#### What you need to do:
All records are to be reproduced verbatim, with images omitted.

·····

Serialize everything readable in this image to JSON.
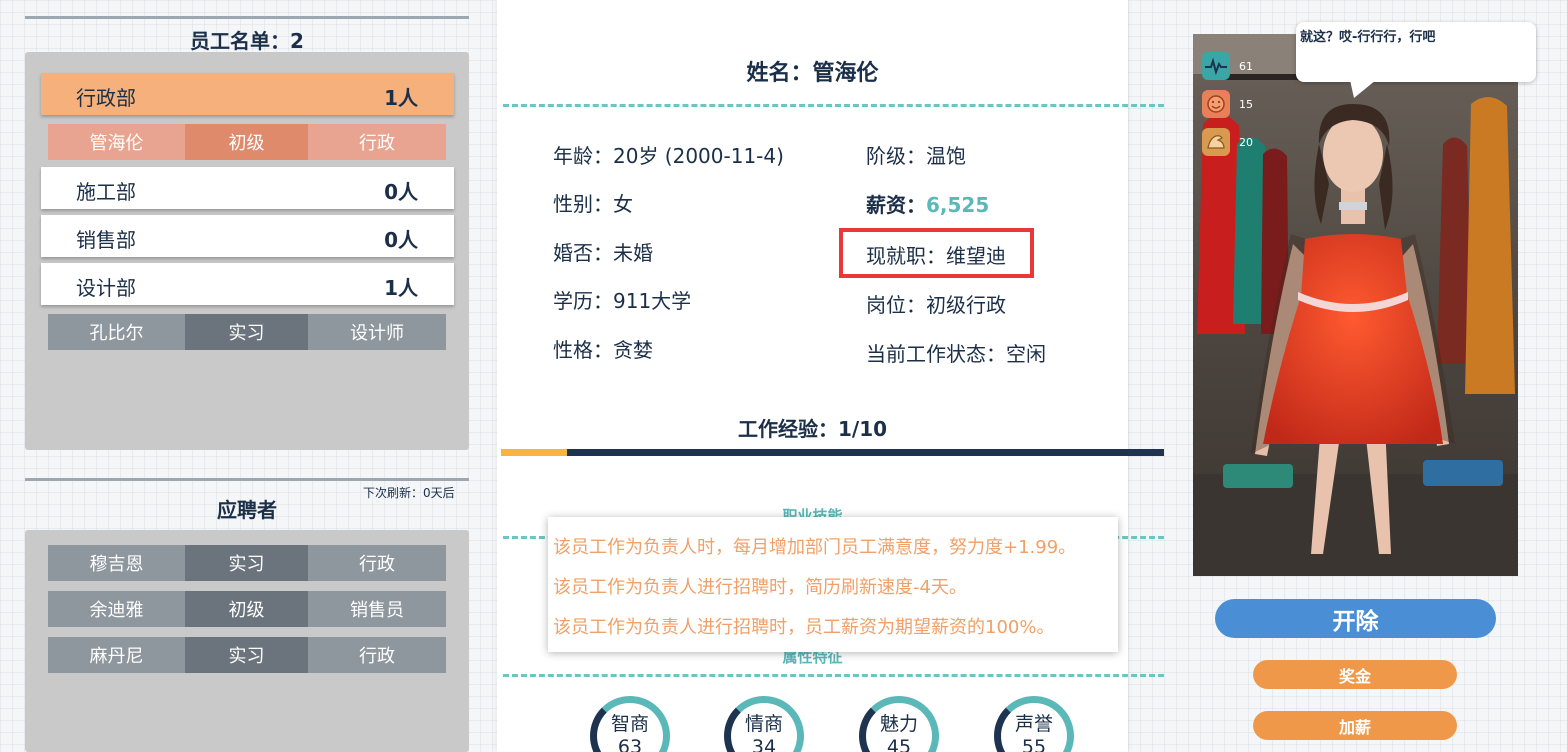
{
  "staff_list": {
    "title": "员工名单：2",
    "departments": [
      {
        "name": "行政部",
        "count": "1人"
      },
      {
        "name": "施工部",
        "count": "0人"
      },
      {
        "name": "销售部",
        "count": "0人"
      },
      {
        "name": "设计部",
        "count": "1人"
      }
    ],
    "admin_employee": {
      "name": "管海伦",
      "level": "初级",
      "role": "行政"
    },
    "design_employee": {
      "name": "孔比尔",
      "level": "实习",
      "role": "设计师"
    }
  },
  "applicants": {
    "title": "应聘者",
    "refresh_note": "下次刷新：0天后",
    "rows": [
      {
        "name": "穆吉恩",
        "level": "实习",
        "role": "行政"
      },
      {
        "name": "余迪雅",
        "level": "初级",
        "role": "销售员"
      },
      {
        "name": "麻丹尼",
        "level": "实习",
        "role": "行政"
      }
    ]
  },
  "profile": {
    "name_line": "姓名：管海伦",
    "age": "年龄：20岁 (2000-11-4)",
    "gender": "性别：女",
    "marital": "婚否：未婚",
    "education": "学历：911大学",
    "personality": "性格：贪婪",
    "class": "阶级：温饱",
    "salary_label": "薪资：",
    "salary_value": "6,525",
    "current_job": "现就职：维望迪",
    "position": "岗位：初级行政",
    "work_status": "当前工作状态：空闲",
    "experience_label": "工作经验：1/10",
    "experience_progress": 0.1,
    "skills_title": "职业技能",
    "traits_title": "属性特征"
  },
  "tooltip": {
    "lines": [
      "该员工作为负责人时，每月增加部门员工满意度，努力度+1.99。",
      "该员工作为负责人进行招聘时，简历刷新速度-4天。",
      "该员工作为负责人进行招聘时，员工薪资为期望薪资的100%。"
    ]
  },
  "attributes": [
    {
      "label": "智商",
      "value": "63"
    },
    {
      "label": "情商",
      "value": "34"
    },
    {
      "label": "魅力",
      "value": "45"
    },
    {
      "label": "声誉",
      "value": "55"
    }
  ],
  "portrait_stats": [
    {
      "icon": "heartbeat-icon",
      "value": "61",
      "color": "#3aa6a6"
    },
    {
      "icon": "smile-icon",
      "value": "15",
      "color": "#e8805a"
    },
    {
      "icon": "muscle-icon",
      "value": "20",
      "color": "#d89a50"
    }
  ],
  "speech": "就这？哎-行行行，行吧",
  "buttons": {
    "fire": "开除",
    "bonus": "奖金",
    "raise": "加薪"
  }
}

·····

#### Written response:
Serialize everything readable in this image to JSON.
{
  "staff_list": {
    "title": "员工名单：2",
    "departments": [
      {
        "name": "行政部",
        "count": "1人"
      },
      {
        "name": "施工部",
        "count": "0人"
      },
      {
        "name": "销售部",
        "count": "0人"
      },
      {
        "name": "设计部",
        "count": "1人"
      }
    ],
    "admin_employee": {
      "name": "管海伦",
      "level": "初级",
      "role": "行政"
    },
    "design_employee": {
      "name": "孔比尔",
      "level": "实习",
      "role": "设计师"
    }
  },
  "applicants": {
    "title": "应聘者",
    "refresh_note": "下次刷新：0天后",
    "rows": [
      {
        "name": "穆吉恩",
        "level": "实习",
        "role": "行政"
      },
      {
        "name": "余迪雅",
        "level": "初级",
        "role": "销售员"
      },
      {
        "name": "麻丹尼",
        "level": "实习",
        "role": "行政"
      }
    ]
  },
  "profile": {
    "name_line": "姓名：管海伦",
    "age": "年龄：20岁 (2000-11-4)",
    "gender": "性别：女",
    "marital": "婚否：未婚",
    "education": "学历：911大学",
    "personality": "性格：贪婪",
    "class": "阶级：温饱",
    "salary_label": "薪资：",
    "salary_value": "6,525",
    "current_job": "现就职：维望迪",
    "position": "岗位：初级行政",
    "work_status": "当前工作状态：空闲",
    "experience_label": "工作经验：1/10",
    "experience_progress": 0.1,
    "skills_title": "职业技能",
    "traits_title": "属性特征"
  },
  "tooltip": {
    "lines": [
      "该员工作为负责人时，每月增加部门员工满意度，努力度+1.99。",
      "该员工作为负责人进行招聘时，简历刷新速度-4天。",
      "该员工作为负责人进行招聘时，员工薪资为期望薪资的100%。"
    ]
  },
  "attributes": [
    {
      "label": "智商",
      "value": "63"
    },
    {
      "label": "情商",
      "value": "34"
    },
    {
      "label": "魅力",
      "value": "45"
    },
    {
      "label": "声誉",
      "value": "55"
    }
  ],
  "portrait_stats": [
    {
      "icon": "heartbeat-icon",
      "value": "61",
      "color": "#3aa6a6"
    },
    {
      "icon": "smile-icon",
      "value": "15",
      "color": "#e8805a"
    },
    {
      "icon": "muscle-icon",
      "value": "20",
      "color": "#d89a50"
    }
  ],
  "speech": "就这？哎-行行行，行吧",
  "buttons": {
    "fire": "开除",
    "bonus": "奖金",
    "raise": "加薪"
  }
}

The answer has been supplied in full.